Are you thinking about remodeling your home using tile? Are you confused about types and styles of tile and what to use in different areas of your home? We’ve put together a short guide to help you out.
Wood-look porcelain or ceramic tiles can give you a nice, homey feel but are more durable and stain-resistant than hardwood floors. Remember that basements have the stability for large, heavy tiles that you may not want to use in other parts of your home. Eleganza has several great lines of wood-look tiles available.
Porcelain or ceramic tiles are great for kitchen floors. They are more durable than natural stone or hardwood with the added bonuses of being stain and moisture resistant.
Neutral colors with low contrast variations like Eleganza’a Contemporary Verona help tie a kitchen’s look together. Pick a darker grout to help hide inevitable stains. Add a glass tile backsplash to help the room’s look pop!

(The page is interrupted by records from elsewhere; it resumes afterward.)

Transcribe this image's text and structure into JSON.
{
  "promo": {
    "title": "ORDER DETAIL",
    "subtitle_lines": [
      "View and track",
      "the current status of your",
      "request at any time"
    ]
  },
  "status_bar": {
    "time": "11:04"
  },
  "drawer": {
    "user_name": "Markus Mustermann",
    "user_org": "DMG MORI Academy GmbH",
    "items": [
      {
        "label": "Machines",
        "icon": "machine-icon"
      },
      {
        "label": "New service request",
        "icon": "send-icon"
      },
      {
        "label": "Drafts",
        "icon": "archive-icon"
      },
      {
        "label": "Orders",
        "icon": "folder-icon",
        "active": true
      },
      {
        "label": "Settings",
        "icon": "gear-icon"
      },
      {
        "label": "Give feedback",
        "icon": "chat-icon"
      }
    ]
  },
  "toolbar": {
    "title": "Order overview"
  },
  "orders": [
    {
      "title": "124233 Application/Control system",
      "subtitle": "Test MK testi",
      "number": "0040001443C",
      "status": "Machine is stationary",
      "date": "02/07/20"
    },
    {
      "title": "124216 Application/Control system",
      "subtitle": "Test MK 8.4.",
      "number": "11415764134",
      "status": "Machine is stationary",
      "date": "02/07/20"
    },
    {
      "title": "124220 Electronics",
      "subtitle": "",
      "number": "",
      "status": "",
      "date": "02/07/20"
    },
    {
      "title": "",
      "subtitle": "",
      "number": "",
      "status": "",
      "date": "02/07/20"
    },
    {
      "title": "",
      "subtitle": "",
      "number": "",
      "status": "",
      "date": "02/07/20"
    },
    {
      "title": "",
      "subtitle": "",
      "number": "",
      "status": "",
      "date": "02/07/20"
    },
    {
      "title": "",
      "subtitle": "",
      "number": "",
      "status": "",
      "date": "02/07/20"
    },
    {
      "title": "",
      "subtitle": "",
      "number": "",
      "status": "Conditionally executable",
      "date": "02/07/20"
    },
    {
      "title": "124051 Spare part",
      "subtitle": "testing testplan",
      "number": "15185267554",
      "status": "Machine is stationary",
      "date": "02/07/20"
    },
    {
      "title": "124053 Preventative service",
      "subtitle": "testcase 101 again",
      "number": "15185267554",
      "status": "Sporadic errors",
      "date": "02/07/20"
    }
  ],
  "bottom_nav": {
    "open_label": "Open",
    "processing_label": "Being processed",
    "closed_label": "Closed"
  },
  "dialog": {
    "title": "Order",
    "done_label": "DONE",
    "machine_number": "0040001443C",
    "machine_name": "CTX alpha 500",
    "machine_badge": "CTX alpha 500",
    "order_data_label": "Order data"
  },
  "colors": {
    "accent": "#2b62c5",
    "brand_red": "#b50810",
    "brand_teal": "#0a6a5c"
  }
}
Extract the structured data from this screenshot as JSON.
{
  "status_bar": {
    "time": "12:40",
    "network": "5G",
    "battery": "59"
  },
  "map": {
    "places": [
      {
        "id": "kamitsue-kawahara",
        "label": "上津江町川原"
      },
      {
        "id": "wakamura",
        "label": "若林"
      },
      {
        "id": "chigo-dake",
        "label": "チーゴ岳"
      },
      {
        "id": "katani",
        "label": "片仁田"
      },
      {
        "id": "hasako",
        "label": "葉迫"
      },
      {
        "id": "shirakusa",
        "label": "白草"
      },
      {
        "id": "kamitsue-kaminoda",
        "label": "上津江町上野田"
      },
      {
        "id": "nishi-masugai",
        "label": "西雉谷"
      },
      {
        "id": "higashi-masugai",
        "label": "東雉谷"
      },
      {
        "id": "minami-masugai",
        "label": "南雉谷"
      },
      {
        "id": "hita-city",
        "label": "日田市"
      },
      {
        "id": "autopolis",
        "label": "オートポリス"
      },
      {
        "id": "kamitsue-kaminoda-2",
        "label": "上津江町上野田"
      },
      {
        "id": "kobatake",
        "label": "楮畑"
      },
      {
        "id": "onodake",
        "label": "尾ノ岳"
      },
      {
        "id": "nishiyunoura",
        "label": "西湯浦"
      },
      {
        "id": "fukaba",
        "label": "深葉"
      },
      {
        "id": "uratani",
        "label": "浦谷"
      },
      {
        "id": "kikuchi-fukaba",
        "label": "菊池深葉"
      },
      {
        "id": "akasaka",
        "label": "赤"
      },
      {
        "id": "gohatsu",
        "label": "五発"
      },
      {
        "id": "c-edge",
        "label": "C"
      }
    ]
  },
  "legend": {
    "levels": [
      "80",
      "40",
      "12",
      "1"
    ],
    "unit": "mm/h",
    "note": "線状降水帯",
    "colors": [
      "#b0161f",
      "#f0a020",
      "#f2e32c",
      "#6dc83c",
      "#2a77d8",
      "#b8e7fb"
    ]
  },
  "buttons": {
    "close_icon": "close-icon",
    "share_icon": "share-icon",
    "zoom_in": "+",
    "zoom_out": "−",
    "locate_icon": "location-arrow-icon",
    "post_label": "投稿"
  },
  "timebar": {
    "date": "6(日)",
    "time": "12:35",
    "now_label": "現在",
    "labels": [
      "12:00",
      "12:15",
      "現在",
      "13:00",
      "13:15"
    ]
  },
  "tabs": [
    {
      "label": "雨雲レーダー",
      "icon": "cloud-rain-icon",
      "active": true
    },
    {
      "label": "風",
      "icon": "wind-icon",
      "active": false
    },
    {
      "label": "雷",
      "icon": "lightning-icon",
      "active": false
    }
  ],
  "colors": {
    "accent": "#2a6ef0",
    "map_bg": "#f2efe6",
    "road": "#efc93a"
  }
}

While many upper level bedrooms may not be the best place for tile, ranch style homes allow for creative tiling with bedrooms on the main floor. Oversized natural Tavartine tiles can give you a nice coolness underfoot in warmer climates and are great for radiant heat in cooler climes.
Give your bathroom a fun look with small, ceramic or porcelain tiles laid out in a fun pattern for the floor. This is definitely a room where moisture-resistance is a must. Using small tiles increases the amount of grout, improving traction. Bathrooms are a fun place to use lots of tile to create a dynamic, vibrant look!
This is another area where durable, moisture-resistant porcelain or ceramic tile like Eleganza’s Cementi is preferable to natural stone or hardwood.
Natural slate tile or slate-look porcelain or ceramic tile are great for entryways. The color variations mixed with a dark grout can help hide footprints that will always be part of the main entry into a house.
If you have a wine cellar, what looks better than stone? And using stone-look porcelain like Eleganza’s Eco-Tuscany can give you that great look with the moisture-resistance you want in a wine cellar.
Don’t forget the walkways to your house! Using natural slate tile will be less slippery than travartine or marble but still look great. If you live in a chilly climate, make sure to use cement or dry gravel instead of traditional mortar which won’t survive the weather as well!